The task ->
Apart from the pictures, every entry must be retyped exactly.

───── Data for the task ─────

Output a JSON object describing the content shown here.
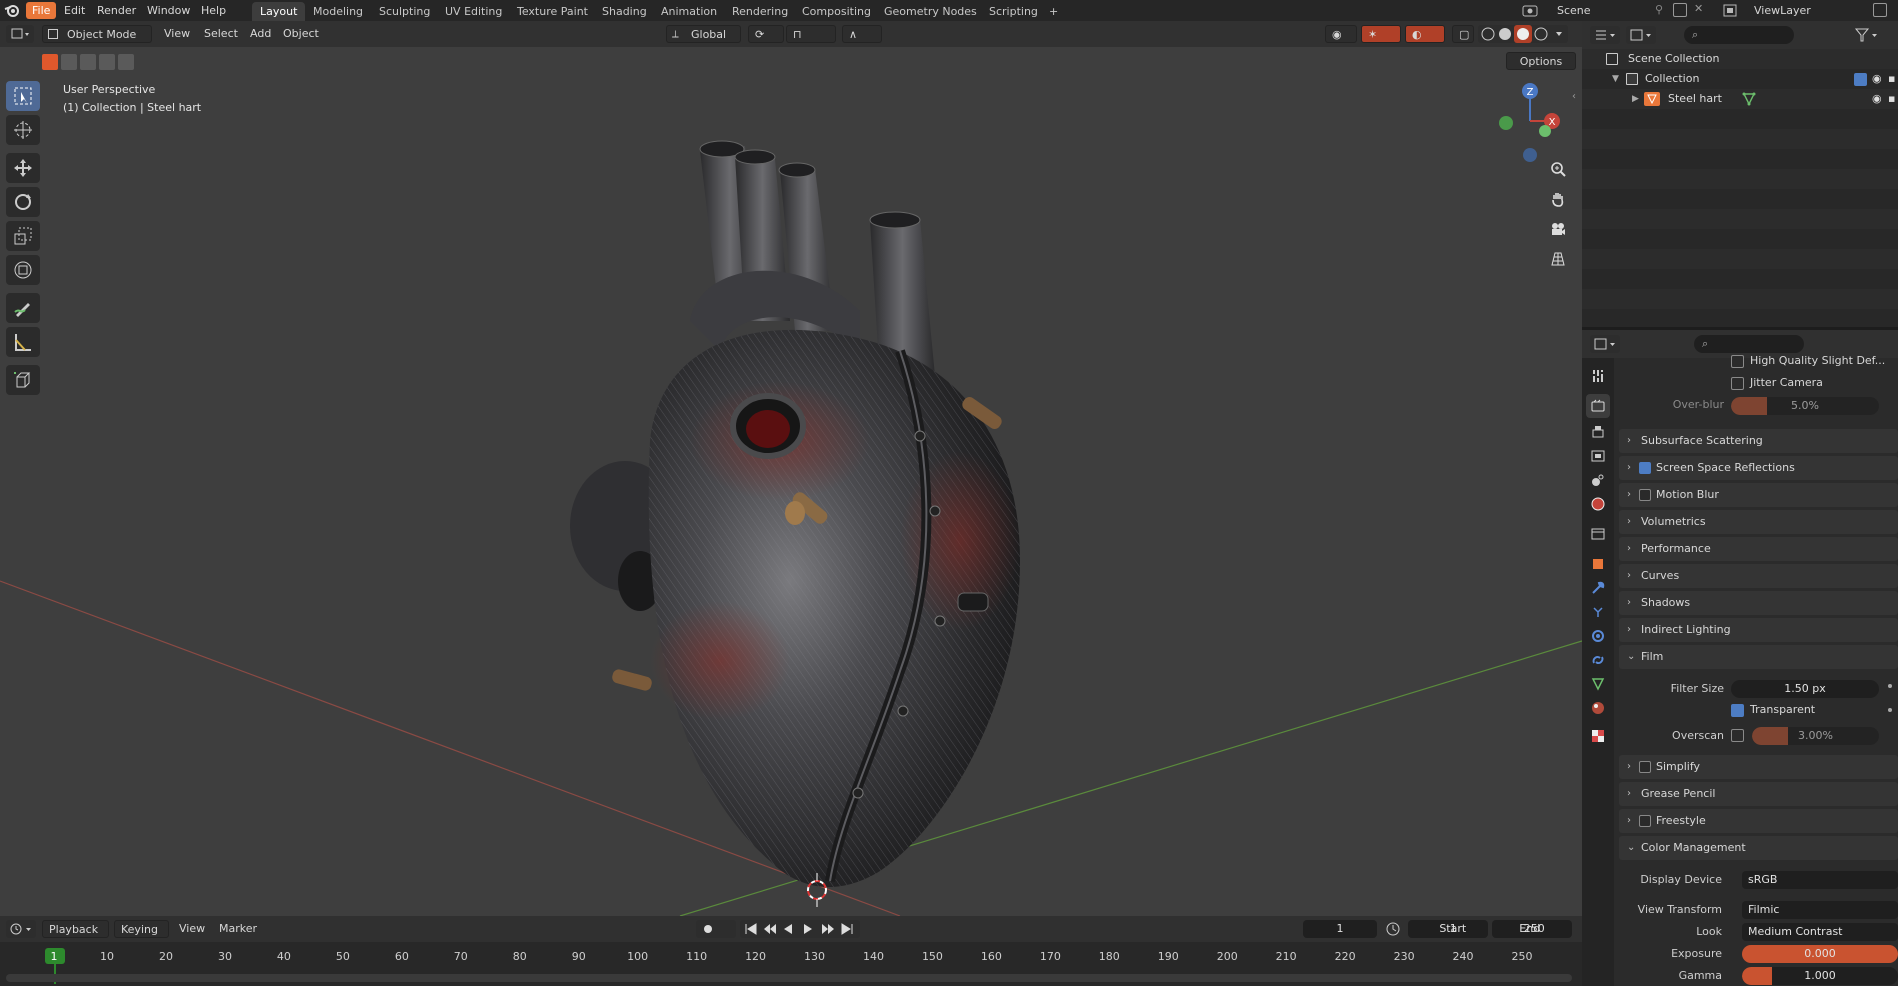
{
  "topbar": {
    "menus": [
      "File",
      "Edit",
      "Render",
      "Window",
      "Help"
    ],
    "workspaces": [
      "Layout",
      "Modeling",
      "Sculpting",
      "UV Editing",
      "Texture Paint",
      "Shading",
      "Animation",
      "Rendering",
      "Compositing",
      "Geometry Nodes",
      "Scripting"
    ],
    "add_tab": "+",
    "scene": "Scene",
    "view_layer": "ViewLayer"
  },
  "viewport": {
    "mode": "Object Mode",
    "menus": [
      "View",
      "Select",
      "Add",
      "Object"
    ],
    "transform_orientation": "Global",
    "options": "Options",
    "perspective": "User Perspective",
    "collection_info": "(1) Collection | Steel hart",
    "gizmo": {
      "z": "Z",
      "x": "X"
    }
  },
  "outliner": {
    "root": "Scene Collection",
    "collection": "Collection",
    "object": "Steel hart"
  },
  "properties": {
    "hq_slight_defocus": "High Quality Slight Def...",
    "jitter_camera": "Jitter Camera",
    "overblur_label": "Over-blur",
    "overblur_value": "5.0%",
    "panels": {
      "subsurface": "Subsurface Scattering",
      "ssr": "Screen Space Reflections",
      "motion_blur": "Motion Blur",
      "volumetrics": "Volumetrics",
      "performance": "Performance",
      "curves": "Curves",
      "shadows": "Shadows",
      "indirect": "Indirect Lighting",
      "film": "Film",
      "simplify": "Simplify",
      "grease_pencil": "Grease Pencil",
      "freestyle": "Freestyle",
      "color_management": "Color Management"
    },
    "film": {
      "filter_size_label": "Filter Size",
      "filter_size_value": "1.50 px",
      "transparent_label": "Transparent",
      "overscan_label": "Overscan",
      "overscan_value": "3.00%"
    },
    "color_management": {
      "display_device_label": "Display Device",
      "display_device_value": "sRGB",
      "view_transform_label": "View Transform",
      "view_transform_value": "Filmic",
      "look_label": "Look",
      "look_value": "Medium Contrast",
      "exposure_label": "Exposure",
      "exposure_value": "0.000",
      "gamma_label": "Gamma",
      "gamma_value": "1.000"
    }
  },
  "timeline": {
    "playback": "Playback",
    "keying": "Keying",
    "view": "View",
    "marker": "Marker",
    "current_frame": "1",
    "start_label": "Start",
    "start_value": "1",
    "end_label": "End",
    "end_value": "250",
    "frames": [
      "1",
      "10",
      "20",
      "30",
      "40",
      "50",
      "60",
      "70",
      "80",
      "90",
      "100",
      "110",
      "120",
      "130",
      "140",
      "150",
      "160",
      "170",
      "180",
      "190",
      "200",
      "210",
      "220",
      "230",
      "240",
      "250"
    ]
  },
  "colors": {
    "accent": "#e9773a",
    "active_tool": "#4f6a96",
    "checkbox_on": "#4d7dc4",
    "slider_fill": "#b55636"
  }
}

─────

Task answer ->
Output a JSON object describing the content shown here.
{
  "topbar": {
    "menus": [
      "File",
      "Edit",
      "Render",
      "Window",
      "Help"
    ],
    "workspaces": [
      "Layout",
      "Modeling",
      "Sculpting",
      "UV Editing",
      "Texture Paint",
      "Shading",
      "Animation",
      "Rendering",
      "Compositing",
      "Geometry Nodes",
      "Scripting"
    ],
    "add_tab": "+",
    "scene": "Scene",
    "view_layer": "ViewLayer"
  },
  "viewport": {
    "mode": "Object Mode",
    "menus": [
      "View",
      "Select",
      "Add",
      "Object"
    ],
    "transform_orientation": "Global",
    "options": "Options",
    "perspective": "User Perspective",
    "collection_info": "(1) Collection | Steel hart",
    "gizmo": {
      "z": "Z",
      "x": "X"
    }
  },
  "outliner": {
    "root": "Scene Collection",
    "collection": "Collection",
    "object": "Steel hart"
  },
  "properties": {
    "hq_slight_defocus": "High Quality Slight Def...",
    "jitter_camera": "Jitter Camera",
    "overblur_label": "Over-blur",
    "overblur_value": "5.0%",
    "panels": {
      "subsurface": "Subsurface Scattering",
      "ssr": "Screen Space Reflections",
      "motion_blur": "Motion Blur",
      "volumetrics": "Volumetrics",
      "performance": "Performance",
      "curves": "Curves",
      "shadows": "Shadows",
      "indirect": "Indirect Lighting",
      "film": "Film",
      "simplify": "Simplify",
      "grease_pencil": "Grease Pencil",
      "freestyle": "Freestyle",
      "color_management": "Color Management"
    },
    "film": {
      "filter_size_label": "Filter Size",
      "filter_size_value": "1.50 px",
      "transparent_label": "Transparent",
      "overscan_label": "Overscan",
      "overscan_value": "3.00%"
    },
    "color_management": {
      "display_device_label": "Display Device",
      "display_device_value": "sRGB",
      "view_transform_label": "View Transform",
      "view_transform_value": "Filmic",
      "look_label": "Look",
      "look_value": "Medium Contrast",
      "exposure_label": "Exposure",
      "exposure_value": "0.000",
      "gamma_label": "Gamma",
      "gamma_value": "1.000"
    }
  },
  "timeline": {
    "playback": "Playback",
    "keying": "Keying",
    "view": "View",
    "marker": "Marker",
    "current_frame": "1",
    "start_label": "Start",
    "start_value": "1",
    "end_label": "End",
    "end_value": "250",
    "frames": [
      "1",
      "10",
      "20",
      "30",
      "40",
      "50",
      "60",
      "70",
      "80",
      "90",
      "100",
      "110",
      "120",
      "130",
      "140",
      "150",
      "160",
      "170",
      "180",
      "190",
      "200",
      "210",
      "220",
      "230",
      "240",
      "250"
    ]
  },
  "colors": {
    "accent": "#e9773a",
    "active_tool": "#4f6a96",
    "checkbox_on": "#4d7dc4",
    "slider_fill": "#b55636"
  }
}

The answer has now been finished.